More US Episcopalians Look Abroad Amid Rift
Overseas Prelates Lead 200 to 250 Congregations
By Alan Cooperman
Washington Post Staff Writer
Sunday, June 17, 2007; A03
The Anglican archbishop of
African and, to a lesser extent, Southeast Asian and Latin American prelates are racing to appoint American bishops and to assume jurisdiction over congregations that are leaving the Episcopal Church, particularly since its consecration of a gay bishop in New Hampshire in 2003.
So far, the heads, or primates, of Anglican provinces overseas have taken under their wings 200 to 250 of the more than 7,000 congregations in the Episcopal Church, the
The foreign influx is a consequence of the rift in the 2.3 million-member
"It can either be read as the next step in a grand plan to replace the Episcopal Church, or it can be read as a splintering of the conservatives and a competition for who is going to be the real leader of disaffected
"This is not just one province sticking its nose in. It's the Global South collectively saying 'We've got to do something' because of the crisis in the
But a spokesman for the Episcopal Diocese of Washington,
In addition, three other foreign archbishops -- Henry Orombi of Uganda, Drexel Gomes of the West Indies and Greg Venables of the Southern Cone (a region that includes Argentina and Bolivia -- have taken small numbers of U.S. congregations under their auspices.
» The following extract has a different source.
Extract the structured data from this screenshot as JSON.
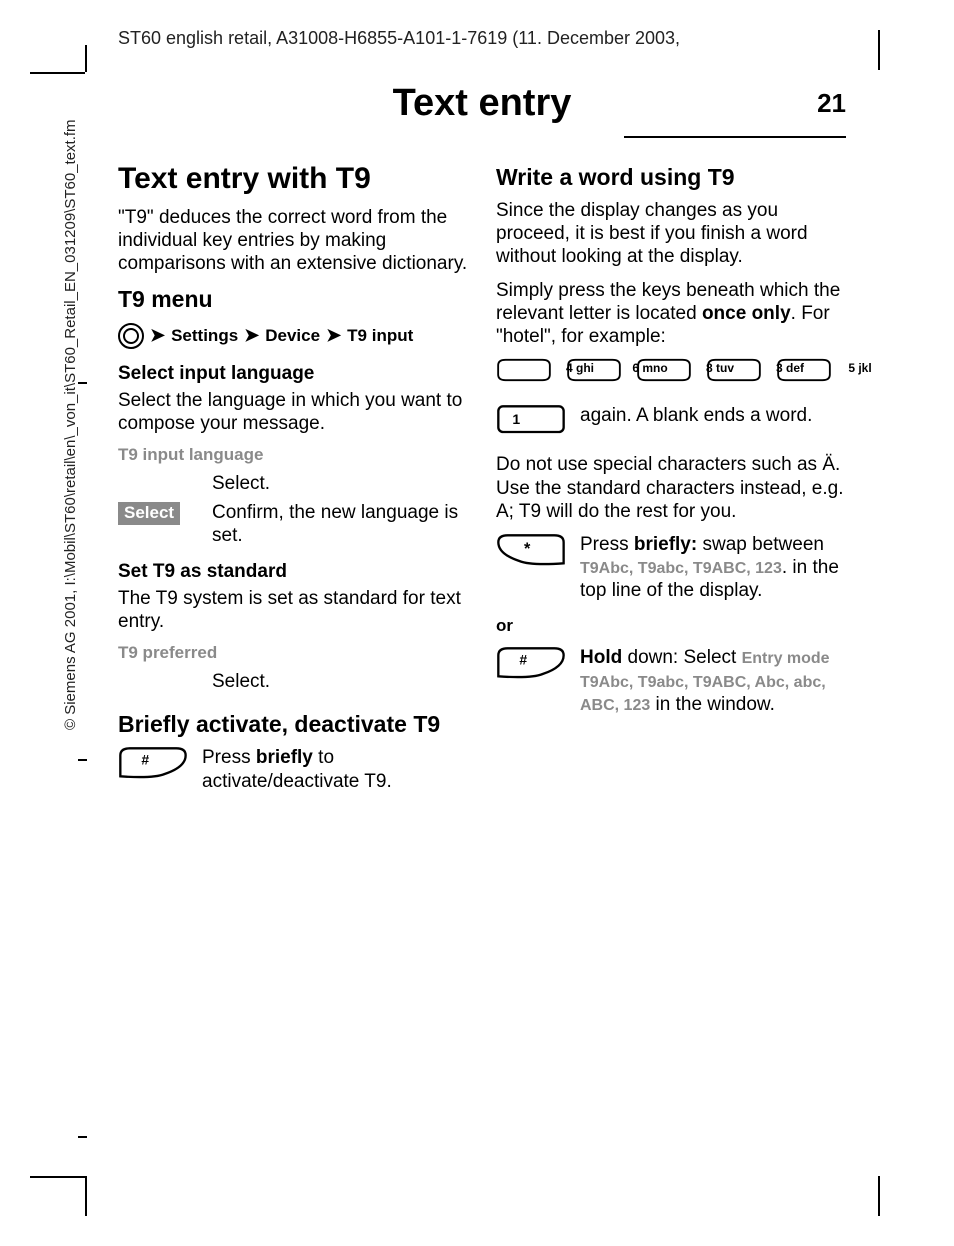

Orombi is "very seriously and prayerfully" considering appointing an American bishop and setting up a missionary church in the
Murphy recalled that when the AMIA was formed seven years ago, it came under strong criticism from Atwood, among others.
"Bill Atwood has always been a strong advocate for what was called an 'inside' strategy -- to work within the system of the Episcopal Church and within the Anglican Communion's existing structures," he said. "It is now clear to virtually everyone that the 'outside' strategy of having clergy and bishops canonically resident offshore -- that is no longer scandalous and irregular, it is now the right way forward."
Atwood responded that "any strategic differences have just been overwhelmed by the state of things in the Episcopal Church and the need to move forward together."
The difference a foreign bishop makes can vary. Some former Episcopalians describe it as an important but largely symbolic connection with a primate who shares their orthodox beliefs. "Fundamentally, we're worshiping the
But Atwood said it is often more tangible. He noted that some congregations under Nzimbi's care have adopted the Kenyan version of the Anglican Book of Common Prayer. He said many ex-Episcopal congregations have been forced to give up their buildings and need help finding new properties.
"Many of the congregations have developed authentic relations with bishops overseas, and those links are very important to them," he said.
Minns said he was "not surprised." He said a steady erosion of traditional Christian teachings in the